fact, Patrick's success couldn't have been more permanent. Not only had
he accomplished what he'd set out to do—convert the nation to
Christ—but in the process he'd retrieved from obscurity the primary
objective set by Christ for his apostles: the spread of the gospel to
the ends of the earth.
The inadvertent results of his conversion of Ireland, however, were equally astonishing and long-lasting. First, as Cahill makes the strong case in How the Irish Saved Civilization,
it is Patrick's conversion of Ireland that makes possible the
preservation of Western thought through the early Dark Ages by the
Irish monasteries founded by Patrick's successors. When the lights went
out all over Europe, a candle still burned in Ireland. That candle was
lit by Patrick.
by converting the Irish pagans to Christianity without making any
attempt to romanize them as well, he founded a new kind of Church, one
that was both Catholic and primitive.
with Patrick's introduction of Christianity to Ireland, Cahill says,
the faith was introduced for the first time into a culture free of the
sociopolitical baggage of Greco-Roman civilization. Prior to Patrick's
gift of the faith to Ireland, to be Christian was to be Roman, or at
least to be a product of Roman civilization.
conversion of Ireland, however, sees the faith thrive in an entirely
different environment—in a culture that celebrates rather than
abnegates the natural, a culture in which, according to Cahill, there
is a "sense of the world as holy, as the Book of God—as a healing
mystery, fraught with divine messages."
this tradition, Cahill explains, "there is a trust in the objects of
sensory perception, which are seen as signposts from God. But there is
also a sensuous reveling in the splendors of the created world, which
would have made Roman Christians exceedingly uncomfortable."
a result, Cahill says, "The early Irish Christianity planted in Ireland
by Patrick is much more joyful and celebratory [than its Roman
predecessor] in the way it approaches the natural world. It is really

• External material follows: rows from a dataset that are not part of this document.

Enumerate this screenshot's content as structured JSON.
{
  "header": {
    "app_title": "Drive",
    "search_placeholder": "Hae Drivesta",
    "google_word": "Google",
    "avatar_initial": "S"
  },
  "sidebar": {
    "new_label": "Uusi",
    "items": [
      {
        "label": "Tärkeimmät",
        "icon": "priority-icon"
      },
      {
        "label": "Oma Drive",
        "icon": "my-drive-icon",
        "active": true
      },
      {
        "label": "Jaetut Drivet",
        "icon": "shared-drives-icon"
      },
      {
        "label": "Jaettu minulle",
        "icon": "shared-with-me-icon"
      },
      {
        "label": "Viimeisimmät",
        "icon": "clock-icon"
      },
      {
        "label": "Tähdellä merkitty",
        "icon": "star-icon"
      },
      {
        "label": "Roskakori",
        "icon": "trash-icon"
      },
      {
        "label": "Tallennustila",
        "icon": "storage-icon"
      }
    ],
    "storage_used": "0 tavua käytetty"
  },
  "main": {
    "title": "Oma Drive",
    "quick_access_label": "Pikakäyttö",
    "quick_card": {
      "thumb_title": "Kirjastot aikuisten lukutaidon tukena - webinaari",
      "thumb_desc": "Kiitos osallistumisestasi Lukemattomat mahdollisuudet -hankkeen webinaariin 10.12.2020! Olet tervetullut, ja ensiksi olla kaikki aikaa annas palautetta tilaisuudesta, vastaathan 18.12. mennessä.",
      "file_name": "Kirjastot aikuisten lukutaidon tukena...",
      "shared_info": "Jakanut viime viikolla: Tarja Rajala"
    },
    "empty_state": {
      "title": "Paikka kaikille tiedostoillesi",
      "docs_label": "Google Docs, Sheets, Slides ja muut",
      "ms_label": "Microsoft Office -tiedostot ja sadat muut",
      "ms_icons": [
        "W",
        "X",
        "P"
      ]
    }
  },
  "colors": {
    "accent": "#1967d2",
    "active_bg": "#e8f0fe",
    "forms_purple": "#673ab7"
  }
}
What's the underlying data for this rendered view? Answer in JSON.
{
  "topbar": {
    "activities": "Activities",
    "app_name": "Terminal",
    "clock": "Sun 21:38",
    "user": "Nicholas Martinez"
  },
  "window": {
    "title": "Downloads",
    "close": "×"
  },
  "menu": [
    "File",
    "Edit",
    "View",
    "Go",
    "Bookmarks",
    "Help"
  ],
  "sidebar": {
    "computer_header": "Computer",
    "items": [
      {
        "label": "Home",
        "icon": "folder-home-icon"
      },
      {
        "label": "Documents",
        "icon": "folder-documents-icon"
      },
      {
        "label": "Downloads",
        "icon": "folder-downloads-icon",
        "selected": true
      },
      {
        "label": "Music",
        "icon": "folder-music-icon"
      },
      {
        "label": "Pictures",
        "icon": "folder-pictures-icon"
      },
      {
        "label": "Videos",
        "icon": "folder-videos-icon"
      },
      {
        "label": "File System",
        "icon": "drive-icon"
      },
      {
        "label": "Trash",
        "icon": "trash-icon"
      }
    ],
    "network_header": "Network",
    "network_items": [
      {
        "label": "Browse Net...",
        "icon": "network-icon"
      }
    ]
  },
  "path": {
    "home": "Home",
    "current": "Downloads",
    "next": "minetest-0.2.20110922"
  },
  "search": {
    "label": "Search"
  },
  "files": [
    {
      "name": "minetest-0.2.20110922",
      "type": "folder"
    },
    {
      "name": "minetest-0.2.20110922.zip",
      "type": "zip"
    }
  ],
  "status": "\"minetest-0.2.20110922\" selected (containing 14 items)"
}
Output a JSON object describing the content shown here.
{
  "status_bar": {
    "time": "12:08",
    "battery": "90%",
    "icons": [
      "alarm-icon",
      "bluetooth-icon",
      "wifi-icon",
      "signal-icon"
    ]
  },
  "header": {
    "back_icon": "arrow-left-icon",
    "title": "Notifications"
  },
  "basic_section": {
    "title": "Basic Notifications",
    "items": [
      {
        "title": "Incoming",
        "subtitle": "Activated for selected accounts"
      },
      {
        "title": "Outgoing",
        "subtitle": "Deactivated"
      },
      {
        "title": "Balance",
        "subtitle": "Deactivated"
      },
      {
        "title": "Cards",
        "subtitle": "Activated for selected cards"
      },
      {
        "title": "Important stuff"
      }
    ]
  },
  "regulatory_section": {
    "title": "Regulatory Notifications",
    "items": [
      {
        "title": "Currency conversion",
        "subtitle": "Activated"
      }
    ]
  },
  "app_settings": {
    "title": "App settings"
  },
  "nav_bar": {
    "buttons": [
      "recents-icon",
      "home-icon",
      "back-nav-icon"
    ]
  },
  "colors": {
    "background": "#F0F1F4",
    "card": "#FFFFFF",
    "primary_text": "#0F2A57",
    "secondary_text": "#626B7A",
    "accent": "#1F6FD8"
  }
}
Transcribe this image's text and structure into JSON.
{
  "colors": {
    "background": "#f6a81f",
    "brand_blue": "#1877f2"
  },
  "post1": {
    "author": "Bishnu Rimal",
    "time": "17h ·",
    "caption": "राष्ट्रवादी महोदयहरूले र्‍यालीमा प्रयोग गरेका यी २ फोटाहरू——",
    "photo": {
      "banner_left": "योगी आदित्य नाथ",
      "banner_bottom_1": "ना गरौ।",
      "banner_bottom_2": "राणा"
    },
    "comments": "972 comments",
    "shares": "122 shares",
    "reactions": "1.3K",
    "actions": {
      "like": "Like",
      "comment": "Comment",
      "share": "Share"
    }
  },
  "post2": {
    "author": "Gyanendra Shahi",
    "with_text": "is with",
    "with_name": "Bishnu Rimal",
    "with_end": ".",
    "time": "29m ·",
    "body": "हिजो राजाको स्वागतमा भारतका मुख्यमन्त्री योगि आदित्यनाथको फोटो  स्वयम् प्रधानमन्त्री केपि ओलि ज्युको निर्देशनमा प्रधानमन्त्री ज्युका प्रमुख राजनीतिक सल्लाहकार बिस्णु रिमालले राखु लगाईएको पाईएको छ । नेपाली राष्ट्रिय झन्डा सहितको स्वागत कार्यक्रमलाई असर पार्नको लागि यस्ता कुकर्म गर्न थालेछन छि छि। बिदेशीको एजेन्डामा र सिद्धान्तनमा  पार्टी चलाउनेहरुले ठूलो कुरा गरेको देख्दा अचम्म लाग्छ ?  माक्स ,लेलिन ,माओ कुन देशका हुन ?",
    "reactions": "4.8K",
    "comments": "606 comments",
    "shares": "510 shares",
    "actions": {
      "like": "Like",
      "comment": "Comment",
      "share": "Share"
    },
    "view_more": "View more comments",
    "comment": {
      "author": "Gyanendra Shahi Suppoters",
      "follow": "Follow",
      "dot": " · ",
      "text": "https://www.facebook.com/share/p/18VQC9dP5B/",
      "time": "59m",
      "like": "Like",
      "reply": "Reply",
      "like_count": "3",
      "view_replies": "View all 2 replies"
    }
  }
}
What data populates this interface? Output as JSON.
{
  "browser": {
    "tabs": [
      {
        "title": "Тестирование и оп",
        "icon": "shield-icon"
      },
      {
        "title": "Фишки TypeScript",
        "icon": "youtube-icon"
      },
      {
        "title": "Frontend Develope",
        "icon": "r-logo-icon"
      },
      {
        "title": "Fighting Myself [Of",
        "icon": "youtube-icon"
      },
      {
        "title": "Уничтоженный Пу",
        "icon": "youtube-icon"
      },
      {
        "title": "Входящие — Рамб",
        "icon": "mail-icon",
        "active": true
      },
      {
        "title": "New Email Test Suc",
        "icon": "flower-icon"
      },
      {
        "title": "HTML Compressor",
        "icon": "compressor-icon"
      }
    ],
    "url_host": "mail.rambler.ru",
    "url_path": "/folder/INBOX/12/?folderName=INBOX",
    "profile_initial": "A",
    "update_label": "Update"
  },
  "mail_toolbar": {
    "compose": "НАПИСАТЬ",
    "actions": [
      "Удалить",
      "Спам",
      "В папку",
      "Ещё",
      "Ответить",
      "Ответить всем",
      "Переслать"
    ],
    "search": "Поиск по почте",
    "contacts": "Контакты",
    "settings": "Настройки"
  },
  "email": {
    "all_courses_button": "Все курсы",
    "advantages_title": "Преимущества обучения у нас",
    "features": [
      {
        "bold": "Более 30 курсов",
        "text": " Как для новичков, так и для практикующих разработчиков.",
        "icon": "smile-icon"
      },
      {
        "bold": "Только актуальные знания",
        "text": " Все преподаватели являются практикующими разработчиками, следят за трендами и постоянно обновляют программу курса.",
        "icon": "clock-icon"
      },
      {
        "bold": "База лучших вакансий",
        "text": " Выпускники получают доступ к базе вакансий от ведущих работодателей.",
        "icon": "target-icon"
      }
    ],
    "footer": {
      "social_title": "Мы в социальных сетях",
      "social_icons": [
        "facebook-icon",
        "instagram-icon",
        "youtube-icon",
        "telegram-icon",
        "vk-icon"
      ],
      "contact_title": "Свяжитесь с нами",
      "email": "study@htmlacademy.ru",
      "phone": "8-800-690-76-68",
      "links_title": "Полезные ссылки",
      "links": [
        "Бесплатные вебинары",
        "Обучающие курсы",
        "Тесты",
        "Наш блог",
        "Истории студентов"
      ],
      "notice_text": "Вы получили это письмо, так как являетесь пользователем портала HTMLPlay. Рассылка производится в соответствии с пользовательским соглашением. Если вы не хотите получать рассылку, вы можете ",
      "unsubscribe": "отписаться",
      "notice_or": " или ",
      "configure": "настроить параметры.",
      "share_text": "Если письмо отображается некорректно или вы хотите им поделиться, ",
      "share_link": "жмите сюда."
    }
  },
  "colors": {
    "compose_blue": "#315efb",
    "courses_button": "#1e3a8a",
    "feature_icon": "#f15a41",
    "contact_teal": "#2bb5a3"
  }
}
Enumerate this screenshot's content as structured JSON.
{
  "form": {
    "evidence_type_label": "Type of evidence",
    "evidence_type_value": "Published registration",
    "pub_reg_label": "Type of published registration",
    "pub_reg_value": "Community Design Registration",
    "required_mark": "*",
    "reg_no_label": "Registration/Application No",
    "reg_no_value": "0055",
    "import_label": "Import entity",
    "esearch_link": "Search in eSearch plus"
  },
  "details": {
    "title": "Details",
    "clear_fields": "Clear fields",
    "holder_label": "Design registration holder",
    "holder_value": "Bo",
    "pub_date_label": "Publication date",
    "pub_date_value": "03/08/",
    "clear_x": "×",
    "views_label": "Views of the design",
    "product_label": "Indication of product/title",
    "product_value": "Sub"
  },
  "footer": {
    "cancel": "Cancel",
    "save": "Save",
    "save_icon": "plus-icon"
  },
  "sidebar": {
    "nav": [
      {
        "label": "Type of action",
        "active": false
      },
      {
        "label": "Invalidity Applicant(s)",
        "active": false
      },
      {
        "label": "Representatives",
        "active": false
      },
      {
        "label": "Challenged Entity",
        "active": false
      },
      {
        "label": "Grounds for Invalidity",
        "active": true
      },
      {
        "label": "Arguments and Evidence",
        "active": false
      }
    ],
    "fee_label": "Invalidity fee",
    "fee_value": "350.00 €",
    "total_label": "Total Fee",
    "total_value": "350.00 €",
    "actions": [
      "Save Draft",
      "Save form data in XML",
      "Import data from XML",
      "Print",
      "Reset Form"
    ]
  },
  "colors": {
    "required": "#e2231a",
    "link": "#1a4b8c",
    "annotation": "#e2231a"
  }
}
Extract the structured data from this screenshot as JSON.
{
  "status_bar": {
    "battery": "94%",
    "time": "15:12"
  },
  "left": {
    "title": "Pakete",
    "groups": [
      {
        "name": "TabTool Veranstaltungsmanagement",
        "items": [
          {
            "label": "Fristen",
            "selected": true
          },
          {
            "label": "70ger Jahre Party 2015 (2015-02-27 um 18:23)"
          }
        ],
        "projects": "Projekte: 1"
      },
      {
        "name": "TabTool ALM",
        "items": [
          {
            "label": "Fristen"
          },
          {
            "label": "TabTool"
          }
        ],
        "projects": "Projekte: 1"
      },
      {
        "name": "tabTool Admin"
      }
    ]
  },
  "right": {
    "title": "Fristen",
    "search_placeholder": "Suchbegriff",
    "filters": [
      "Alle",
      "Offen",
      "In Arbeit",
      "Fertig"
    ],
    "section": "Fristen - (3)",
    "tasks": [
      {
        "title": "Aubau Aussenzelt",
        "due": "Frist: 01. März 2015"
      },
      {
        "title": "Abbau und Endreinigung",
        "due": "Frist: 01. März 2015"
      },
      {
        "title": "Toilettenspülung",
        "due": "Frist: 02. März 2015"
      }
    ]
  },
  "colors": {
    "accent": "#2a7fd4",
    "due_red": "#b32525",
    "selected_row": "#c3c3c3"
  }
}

not a theology of sin but of the goodness of creation, and it really is
since it was the Irish monks who served as the bridge between classical
Christianity and the Middle Ages, medieval Christianity tends to
reflect the celebratory nature of Irish spirituality rather than the
gloom and sin-centeredness of its classical predecessor.Finally,
Patrick gave the Irish himself—knowingly, willingly, joyfully, proudly.
He did this despite the fact that, even at the end of his life, "after
30 years of missionary activity," Cahill says, "he knows he's still
living in a very scary place. You don't change people—people who offer
human sacrifice and who war on one another constantly—you don't change
change them he eventually did. And the example of his life—his courage,
his intelligence, his compassion and his incredible, indomitable
faith—made the lives of all Catholics, even those living 1,500 years
later, just a little easier.
millions of modern-day Catholics, an Ireland without Patrick is
unthinkable. But so, too, Cahill says, is the prospect of modern life
without saints like him. The saints are for the ages, and ours no less
than any other.
"Life would be almost unbearable without such people," he says. "I think it would be
unbearable. The saints are for everyone—believer, unbeliever,
Christian, non-Christian—it doesn't really matter. They are the people
who say by their lives that human life is valuable—that my life is
valuable—and that there is a reason for living. Without them, history
would just be one horror after another."
Patrick at the Judgment
is no question that Patrick taught us by his example that all life is,
indeed, precious. Yet it's hard to imagine that there isn't a soft spot
in his heart reserved just for the Irish.
fact, there is an old legend that promises that on the last day, though
Christ will judge all the other nations, it will be St. Patrick sitting
in judgment on the Irish.
When asked whether that spelled good news or bad news for the Irish, Cahill doesn't hesitate.
"That's great news for the Irish," he says with a laugh.
Anita McGurn McSorley is associate editor of The Leaven, newspaper of the Archdiocese of Kansas City, Kansas. She has also written for Columbia. Last year, she interviewed Father Edward Hays, founder of Shantivanam House of Prayer, for St. Anthony Messenger. She is a member of St. Patrick Parish in Kansas City.